◆ HOW TO COMPLETE THIS TASK
Only a number is expected: how many lines in the entries that follow contain the word "actor"?

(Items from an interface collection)
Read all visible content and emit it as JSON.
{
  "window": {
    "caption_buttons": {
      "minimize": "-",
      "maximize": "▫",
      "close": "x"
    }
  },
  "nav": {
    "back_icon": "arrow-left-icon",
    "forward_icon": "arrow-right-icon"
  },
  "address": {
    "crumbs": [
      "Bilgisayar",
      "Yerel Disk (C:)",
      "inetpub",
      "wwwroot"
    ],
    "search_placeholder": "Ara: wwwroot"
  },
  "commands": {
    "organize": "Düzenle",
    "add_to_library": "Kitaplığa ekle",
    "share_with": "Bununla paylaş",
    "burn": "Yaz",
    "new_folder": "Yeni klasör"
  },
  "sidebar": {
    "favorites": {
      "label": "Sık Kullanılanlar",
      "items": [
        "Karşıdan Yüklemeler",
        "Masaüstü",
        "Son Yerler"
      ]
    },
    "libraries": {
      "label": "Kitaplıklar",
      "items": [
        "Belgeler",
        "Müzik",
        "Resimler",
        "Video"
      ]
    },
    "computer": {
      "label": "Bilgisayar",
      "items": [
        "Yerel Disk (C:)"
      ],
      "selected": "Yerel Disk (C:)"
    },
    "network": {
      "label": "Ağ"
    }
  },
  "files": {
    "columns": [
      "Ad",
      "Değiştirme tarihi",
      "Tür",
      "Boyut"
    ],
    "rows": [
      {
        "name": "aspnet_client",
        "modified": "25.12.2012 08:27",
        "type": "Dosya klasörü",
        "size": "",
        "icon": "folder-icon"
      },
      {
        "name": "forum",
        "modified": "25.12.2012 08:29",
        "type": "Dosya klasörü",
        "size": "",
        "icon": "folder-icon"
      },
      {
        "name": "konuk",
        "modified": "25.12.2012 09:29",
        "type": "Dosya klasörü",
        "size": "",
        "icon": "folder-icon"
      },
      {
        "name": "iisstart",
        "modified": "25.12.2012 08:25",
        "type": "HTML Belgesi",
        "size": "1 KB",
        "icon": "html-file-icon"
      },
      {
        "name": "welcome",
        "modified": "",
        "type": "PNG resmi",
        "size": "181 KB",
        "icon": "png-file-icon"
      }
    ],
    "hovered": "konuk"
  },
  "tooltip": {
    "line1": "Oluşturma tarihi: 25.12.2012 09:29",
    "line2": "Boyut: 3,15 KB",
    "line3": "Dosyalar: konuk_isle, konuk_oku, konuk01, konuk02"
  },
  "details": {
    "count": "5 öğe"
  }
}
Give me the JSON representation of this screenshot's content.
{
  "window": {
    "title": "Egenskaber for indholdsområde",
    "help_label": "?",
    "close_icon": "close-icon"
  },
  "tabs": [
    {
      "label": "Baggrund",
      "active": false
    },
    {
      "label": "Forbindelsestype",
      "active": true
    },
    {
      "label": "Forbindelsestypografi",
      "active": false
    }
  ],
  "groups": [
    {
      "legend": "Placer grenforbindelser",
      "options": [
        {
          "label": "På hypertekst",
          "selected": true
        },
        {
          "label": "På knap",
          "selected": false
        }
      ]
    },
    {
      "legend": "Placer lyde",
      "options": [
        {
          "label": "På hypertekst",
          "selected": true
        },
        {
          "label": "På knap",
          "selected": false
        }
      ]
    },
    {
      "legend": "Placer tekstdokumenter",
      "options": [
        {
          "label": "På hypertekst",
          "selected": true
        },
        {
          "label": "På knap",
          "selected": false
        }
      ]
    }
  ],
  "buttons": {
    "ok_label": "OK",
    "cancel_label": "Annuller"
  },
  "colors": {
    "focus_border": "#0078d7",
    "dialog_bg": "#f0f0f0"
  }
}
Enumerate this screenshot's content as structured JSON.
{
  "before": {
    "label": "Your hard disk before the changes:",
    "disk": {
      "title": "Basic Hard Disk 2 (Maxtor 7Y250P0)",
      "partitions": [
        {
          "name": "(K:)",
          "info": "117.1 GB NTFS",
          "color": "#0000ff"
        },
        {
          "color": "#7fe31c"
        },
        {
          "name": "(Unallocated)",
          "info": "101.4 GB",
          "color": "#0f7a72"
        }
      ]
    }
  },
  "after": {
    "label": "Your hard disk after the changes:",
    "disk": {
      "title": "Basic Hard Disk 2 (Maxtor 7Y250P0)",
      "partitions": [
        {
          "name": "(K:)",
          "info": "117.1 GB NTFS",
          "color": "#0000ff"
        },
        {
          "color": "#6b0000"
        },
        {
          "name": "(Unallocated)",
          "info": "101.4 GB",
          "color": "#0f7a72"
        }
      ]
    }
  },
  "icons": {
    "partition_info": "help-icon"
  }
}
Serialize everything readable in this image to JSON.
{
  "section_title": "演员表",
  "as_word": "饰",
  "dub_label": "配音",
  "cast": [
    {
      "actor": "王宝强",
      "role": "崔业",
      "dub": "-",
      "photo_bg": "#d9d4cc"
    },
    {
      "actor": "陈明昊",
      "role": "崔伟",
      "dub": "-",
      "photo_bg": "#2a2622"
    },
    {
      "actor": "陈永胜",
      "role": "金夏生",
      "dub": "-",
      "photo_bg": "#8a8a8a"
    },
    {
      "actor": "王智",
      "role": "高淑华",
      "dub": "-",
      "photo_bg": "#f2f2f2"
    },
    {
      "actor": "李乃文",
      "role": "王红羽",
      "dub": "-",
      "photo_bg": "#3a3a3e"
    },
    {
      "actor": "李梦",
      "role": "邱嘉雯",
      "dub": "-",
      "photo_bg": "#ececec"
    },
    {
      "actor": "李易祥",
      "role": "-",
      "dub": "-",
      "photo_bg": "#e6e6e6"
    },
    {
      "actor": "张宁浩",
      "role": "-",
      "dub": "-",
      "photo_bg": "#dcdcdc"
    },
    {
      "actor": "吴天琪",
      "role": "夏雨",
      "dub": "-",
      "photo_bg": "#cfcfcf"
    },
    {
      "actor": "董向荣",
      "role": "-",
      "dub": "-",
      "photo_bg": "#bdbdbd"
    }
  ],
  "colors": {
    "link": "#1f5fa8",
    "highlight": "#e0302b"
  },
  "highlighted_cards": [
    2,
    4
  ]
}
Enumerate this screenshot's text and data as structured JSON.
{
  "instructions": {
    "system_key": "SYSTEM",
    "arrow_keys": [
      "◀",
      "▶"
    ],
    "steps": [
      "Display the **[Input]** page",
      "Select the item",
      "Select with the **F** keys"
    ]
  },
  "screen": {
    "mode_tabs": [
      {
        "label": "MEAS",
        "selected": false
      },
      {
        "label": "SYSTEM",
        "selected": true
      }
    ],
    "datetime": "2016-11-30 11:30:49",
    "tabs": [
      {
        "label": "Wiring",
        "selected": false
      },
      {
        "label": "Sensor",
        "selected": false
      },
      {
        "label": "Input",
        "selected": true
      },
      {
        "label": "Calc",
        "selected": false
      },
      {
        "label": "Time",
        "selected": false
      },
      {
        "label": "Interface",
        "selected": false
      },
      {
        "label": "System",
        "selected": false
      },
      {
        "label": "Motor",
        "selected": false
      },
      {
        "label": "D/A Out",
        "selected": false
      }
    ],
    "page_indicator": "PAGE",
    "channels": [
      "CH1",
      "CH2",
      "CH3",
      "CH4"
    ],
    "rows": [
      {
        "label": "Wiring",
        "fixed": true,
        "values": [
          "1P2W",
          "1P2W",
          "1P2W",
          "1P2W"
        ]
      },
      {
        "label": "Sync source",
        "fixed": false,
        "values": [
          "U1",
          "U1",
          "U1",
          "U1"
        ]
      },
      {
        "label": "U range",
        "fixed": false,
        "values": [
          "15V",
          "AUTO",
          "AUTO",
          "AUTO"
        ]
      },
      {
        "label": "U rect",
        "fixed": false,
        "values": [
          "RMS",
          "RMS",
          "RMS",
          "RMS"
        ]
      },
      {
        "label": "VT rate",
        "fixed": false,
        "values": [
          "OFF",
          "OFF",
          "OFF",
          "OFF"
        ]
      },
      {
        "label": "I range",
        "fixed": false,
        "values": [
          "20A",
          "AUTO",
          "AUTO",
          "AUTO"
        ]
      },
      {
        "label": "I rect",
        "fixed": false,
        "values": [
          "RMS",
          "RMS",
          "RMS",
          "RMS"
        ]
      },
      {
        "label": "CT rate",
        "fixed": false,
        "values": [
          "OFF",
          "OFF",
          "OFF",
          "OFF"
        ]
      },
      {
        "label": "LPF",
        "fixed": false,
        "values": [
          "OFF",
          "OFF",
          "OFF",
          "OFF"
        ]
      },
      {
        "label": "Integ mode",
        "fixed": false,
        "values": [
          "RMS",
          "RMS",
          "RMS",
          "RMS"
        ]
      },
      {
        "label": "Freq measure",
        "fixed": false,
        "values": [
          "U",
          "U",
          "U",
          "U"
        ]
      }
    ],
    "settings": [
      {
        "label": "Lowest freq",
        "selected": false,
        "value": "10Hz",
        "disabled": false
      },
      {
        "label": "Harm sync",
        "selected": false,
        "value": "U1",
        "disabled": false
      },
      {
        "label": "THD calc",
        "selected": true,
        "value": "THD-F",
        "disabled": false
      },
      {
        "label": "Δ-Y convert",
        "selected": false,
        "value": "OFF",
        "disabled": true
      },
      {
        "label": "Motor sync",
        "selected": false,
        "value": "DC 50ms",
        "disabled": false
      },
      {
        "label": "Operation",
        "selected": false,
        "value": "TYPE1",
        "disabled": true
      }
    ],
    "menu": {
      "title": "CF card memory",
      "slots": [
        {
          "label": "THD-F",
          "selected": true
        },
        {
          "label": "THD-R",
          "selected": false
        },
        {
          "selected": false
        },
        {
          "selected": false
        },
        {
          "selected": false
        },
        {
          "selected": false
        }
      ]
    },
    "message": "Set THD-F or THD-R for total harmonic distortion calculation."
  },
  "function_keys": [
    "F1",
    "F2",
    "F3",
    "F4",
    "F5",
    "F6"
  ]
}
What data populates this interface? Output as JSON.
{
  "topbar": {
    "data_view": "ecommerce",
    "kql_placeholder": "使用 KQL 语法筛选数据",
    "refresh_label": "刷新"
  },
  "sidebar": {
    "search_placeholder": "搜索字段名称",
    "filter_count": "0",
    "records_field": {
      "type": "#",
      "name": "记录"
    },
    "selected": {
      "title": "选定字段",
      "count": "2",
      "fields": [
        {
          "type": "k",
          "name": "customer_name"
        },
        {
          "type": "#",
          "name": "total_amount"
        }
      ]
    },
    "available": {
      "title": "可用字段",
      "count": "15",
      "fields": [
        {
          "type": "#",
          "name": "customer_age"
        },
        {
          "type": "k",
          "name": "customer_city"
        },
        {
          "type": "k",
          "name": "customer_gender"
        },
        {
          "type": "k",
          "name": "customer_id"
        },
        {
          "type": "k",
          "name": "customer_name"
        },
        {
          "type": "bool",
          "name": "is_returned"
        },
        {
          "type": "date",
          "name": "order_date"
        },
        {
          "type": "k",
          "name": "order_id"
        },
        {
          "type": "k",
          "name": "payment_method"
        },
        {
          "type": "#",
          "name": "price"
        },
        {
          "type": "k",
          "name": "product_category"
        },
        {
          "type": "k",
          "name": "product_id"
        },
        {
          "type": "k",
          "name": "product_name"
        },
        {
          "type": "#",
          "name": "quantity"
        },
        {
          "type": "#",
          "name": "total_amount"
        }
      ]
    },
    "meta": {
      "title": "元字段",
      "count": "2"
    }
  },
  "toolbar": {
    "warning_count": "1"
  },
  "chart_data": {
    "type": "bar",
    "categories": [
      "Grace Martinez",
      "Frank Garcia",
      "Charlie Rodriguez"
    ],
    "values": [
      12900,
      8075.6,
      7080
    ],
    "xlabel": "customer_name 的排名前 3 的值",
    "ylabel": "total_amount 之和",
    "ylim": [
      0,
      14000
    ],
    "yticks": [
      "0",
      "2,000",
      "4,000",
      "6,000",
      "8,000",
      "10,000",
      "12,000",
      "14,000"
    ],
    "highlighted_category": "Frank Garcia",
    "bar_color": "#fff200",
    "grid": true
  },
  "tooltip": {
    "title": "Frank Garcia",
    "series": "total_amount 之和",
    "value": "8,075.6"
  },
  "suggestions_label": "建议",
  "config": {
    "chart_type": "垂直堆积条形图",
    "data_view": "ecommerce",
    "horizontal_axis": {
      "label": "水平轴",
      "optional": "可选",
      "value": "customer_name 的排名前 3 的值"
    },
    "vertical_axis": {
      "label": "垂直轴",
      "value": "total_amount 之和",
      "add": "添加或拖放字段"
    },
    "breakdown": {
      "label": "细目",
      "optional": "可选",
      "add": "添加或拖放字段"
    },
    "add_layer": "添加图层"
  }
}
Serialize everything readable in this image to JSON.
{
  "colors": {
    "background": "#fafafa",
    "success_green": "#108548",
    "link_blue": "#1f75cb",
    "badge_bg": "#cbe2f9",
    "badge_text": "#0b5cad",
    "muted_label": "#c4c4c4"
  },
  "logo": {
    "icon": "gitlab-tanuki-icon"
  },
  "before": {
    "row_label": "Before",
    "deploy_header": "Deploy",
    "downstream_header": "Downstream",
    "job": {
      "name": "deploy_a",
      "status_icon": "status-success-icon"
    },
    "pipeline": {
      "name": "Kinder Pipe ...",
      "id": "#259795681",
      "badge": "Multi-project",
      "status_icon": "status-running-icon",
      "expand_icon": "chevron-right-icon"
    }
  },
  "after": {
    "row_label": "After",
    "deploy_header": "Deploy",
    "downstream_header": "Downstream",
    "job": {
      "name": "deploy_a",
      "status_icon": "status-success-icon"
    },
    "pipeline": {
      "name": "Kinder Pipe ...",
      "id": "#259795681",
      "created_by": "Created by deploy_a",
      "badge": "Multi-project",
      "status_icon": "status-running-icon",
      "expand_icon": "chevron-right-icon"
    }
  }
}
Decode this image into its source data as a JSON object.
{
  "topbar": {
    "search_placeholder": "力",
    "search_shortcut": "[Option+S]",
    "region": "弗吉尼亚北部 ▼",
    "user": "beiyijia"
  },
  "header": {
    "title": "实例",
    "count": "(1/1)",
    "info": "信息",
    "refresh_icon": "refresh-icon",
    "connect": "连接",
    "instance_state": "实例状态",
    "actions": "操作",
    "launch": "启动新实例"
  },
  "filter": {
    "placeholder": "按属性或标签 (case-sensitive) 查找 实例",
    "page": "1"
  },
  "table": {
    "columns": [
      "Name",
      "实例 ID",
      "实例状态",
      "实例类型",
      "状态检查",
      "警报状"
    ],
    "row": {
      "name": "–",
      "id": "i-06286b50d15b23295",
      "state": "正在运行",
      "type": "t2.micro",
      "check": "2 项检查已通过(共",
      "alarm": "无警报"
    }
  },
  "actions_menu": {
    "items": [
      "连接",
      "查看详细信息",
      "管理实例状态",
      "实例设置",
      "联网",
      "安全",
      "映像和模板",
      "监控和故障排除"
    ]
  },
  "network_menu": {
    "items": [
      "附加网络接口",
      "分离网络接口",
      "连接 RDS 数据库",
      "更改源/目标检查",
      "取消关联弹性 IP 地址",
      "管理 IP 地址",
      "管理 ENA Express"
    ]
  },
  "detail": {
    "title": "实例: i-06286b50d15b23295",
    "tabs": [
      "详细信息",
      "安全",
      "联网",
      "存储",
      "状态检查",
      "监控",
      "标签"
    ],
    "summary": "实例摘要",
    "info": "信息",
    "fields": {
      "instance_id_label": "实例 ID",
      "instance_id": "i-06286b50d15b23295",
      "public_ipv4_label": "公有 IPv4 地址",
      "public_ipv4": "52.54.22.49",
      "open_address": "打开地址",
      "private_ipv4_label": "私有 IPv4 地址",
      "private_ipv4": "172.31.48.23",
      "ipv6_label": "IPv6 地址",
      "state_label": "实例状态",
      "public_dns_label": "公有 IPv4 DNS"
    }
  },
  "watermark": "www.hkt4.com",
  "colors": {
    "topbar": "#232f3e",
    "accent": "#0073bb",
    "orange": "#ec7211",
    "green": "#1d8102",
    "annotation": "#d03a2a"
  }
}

◆ RESULT
10